→ **Records shown**:

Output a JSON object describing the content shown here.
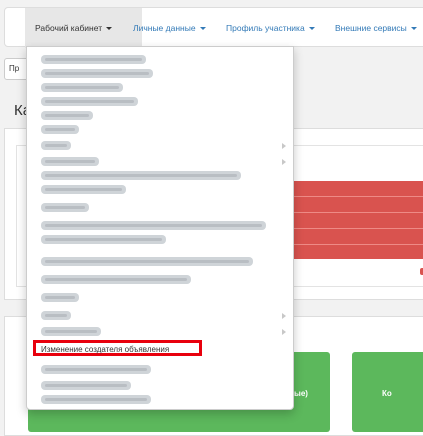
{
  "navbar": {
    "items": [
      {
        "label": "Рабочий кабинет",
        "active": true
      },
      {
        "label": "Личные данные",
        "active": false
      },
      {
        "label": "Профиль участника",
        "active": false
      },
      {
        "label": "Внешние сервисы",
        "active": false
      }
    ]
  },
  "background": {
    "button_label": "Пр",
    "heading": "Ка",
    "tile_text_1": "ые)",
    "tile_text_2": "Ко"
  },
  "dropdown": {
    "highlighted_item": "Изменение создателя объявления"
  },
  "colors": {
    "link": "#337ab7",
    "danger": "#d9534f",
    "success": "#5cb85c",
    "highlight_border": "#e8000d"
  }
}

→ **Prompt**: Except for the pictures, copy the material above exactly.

→ **Response area**:
Output a JSON object describing the content shown here.
{
  "navbar": {
    "items": [
      {
        "label": "Рабочий кабинет",
        "active": true
      },
      {
        "label": "Личные данные",
        "active": false
      },
      {
        "label": "Профиль участника",
        "active": false
      },
      {
        "label": "Внешние сервисы",
        "active": false
      }
    ]
  },
  "background": {
    "button_label": "Пр",
    "heading": "Ка",
    "tile_text_1": "ые)",
    "tile_text_2": "Ко"
  },
  "dropdown": {
    "highlighted_item": "Изменение создателя объявления"
  },
  "colors": {
    "link": "#337ab7",
    "danger": "#d9534f",
    "success": "#5cb85c",
    "highlight_border": "#e8000d"
  }
}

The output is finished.